Hong Kong national security law (NSL)
Get more with myNEWS
A personalised news feed of stories that matter to you
Learn more
The Chinese flag flies outside the Liaison Office of the Central People's Government in the Sai Ying Pun district of Hong Kong. China is again taking steps to rein in Hong Kong's democracy advocates, drawing fresh condemnation from the US. Photo: Bloomberg

Hong Kong businesses see positive impact of national security law, worry most about foreign sanctions, chamber survey shows

  • More than 61 per cent believe the national security law will have positive impact on businesses in the long-run
  • Business sector opposes any sanctions as they may hurt both companies in Hong Kong and spread the pain overseas
Hong Kong’s business community, backed by some of its famous billionaires, is upbeat on the benefits of a national security law for the city, according to an industry survey, while expressing concerns about foreign sanctions on their operations.
About 61 per cent of the respondents said the law will either have a positive or no impact at all on their businesses over the long term, according to the Hong Kong General Chamber of Commerce. Some 54 per cent of them viewed the legislation as “controversial” and hence will have a negative impact on their businesses in the short term, citing foreign sanctions as their biggest concern.

The chamber surveyed its 4,000-odd members last week as Beijing endorsed the legislation tailor-made for the city, of which 418 responded with answers. Since it was unveiled at the annual National People’s Congress on May 21, the proposal that seeks to bypass Hong Kong’s legislature has roiled the local stock market and further widened the rift in US-China ties.

China has introduced a national security law for Hong Kong as it claims the anti-government protests in the financial hub endanger the country. Photo: AP Photo
The US has since determined that Hong Kong has lost its autonomy from China, and President Donald Trump has threatened to withdraw Hong Kong’s special trade privileges and impose other unspecified sanctions. The Hang Seng Index jumped the most since March on Monday even as traders braced for more clarity from both sides of the controversy.

“The chamber calls for detailed provisions of the law and specific implementation measures to be announced as soon as possible to address the concerns stemming from the uncertainties,” said George Leung Siu-kay, chief executive of the chamber, an organisation founded in 1861.

The survey follows the decision by Hong Kong's second-richest man Li Ka-shing to throw his weight behind the proposed security law. More than 2,000 artists including Jackie Chan, whose industry was also upended by street protests for much of 2019, have also voiced their support for the law last week.

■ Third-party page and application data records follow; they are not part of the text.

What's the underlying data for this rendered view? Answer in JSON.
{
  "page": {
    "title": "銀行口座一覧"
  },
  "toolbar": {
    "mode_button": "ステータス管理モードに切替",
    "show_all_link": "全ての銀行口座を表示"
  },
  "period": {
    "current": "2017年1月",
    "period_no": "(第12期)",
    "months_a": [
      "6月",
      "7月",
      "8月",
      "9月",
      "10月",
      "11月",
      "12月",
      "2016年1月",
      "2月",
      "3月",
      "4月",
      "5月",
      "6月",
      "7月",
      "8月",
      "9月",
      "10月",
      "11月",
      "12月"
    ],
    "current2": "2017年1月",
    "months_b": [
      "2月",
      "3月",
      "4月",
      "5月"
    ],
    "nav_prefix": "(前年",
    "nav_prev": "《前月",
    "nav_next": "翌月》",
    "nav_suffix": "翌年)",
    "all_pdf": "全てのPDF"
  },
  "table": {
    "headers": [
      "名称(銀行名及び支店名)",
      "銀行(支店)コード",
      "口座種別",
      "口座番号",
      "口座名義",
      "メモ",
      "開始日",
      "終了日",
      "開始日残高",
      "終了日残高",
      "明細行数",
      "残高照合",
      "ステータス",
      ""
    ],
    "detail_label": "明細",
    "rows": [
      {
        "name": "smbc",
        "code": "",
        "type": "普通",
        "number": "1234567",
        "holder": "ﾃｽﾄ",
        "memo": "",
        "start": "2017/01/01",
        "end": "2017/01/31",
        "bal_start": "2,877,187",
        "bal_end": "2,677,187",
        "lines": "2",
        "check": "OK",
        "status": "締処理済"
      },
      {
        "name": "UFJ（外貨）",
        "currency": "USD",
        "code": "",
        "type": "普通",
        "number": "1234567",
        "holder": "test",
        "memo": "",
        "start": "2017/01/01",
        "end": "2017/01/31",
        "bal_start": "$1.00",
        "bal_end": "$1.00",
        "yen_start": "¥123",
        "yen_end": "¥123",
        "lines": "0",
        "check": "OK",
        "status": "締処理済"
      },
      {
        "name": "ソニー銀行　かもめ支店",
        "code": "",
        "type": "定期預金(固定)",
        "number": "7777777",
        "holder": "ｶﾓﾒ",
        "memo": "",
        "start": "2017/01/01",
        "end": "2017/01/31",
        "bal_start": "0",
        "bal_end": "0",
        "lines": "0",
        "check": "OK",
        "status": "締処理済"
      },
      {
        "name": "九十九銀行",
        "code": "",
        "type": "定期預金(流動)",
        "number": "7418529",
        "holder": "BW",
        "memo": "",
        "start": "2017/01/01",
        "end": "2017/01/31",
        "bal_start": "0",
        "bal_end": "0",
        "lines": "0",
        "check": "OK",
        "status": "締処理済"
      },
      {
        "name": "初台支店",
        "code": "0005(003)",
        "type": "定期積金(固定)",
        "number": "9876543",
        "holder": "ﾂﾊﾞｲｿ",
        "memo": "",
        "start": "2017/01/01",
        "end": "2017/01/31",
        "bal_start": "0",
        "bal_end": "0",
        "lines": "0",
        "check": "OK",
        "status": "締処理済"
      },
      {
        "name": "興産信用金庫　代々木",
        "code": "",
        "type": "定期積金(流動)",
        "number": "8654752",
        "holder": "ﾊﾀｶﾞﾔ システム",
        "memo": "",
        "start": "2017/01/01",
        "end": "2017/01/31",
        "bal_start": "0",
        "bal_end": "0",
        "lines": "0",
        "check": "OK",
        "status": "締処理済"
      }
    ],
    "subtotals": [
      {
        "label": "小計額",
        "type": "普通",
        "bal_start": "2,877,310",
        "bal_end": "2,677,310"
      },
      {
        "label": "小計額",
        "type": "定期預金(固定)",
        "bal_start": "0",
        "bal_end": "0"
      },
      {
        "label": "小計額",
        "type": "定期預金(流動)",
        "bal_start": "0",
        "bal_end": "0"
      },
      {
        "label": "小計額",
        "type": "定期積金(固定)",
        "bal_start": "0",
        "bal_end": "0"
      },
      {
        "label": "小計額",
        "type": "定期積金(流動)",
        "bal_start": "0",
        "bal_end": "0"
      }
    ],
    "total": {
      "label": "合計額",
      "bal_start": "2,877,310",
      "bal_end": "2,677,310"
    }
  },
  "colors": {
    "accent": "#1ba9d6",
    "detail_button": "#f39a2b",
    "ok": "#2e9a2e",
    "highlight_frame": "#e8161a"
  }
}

“We oppose any sanctions on Hong Kong as they will not only hurt local companies but also all international companies operating in the city,” he said in a phone interview. Leung, who took up the role on May 1 after leaving HSBC, also warned that trade sanctions on Hong Kong may spread the pain overseas.

“If Hong Kong companies are restricted or hurt by the sanctions, their overseas trading counterparts and related parties will be hurt as a result,” he said.

In a Legislative Council meeting on Monday, Financial Secretary Paul Chan Mo-po repeated his belief that the national security legislation for Hong Kong and the US decision to impose sanctions on Hong Kong would have little impact on the city’s economy.

This article appeared in the South China Morning Post print edition as: Businesses positive on law but worry about sanctions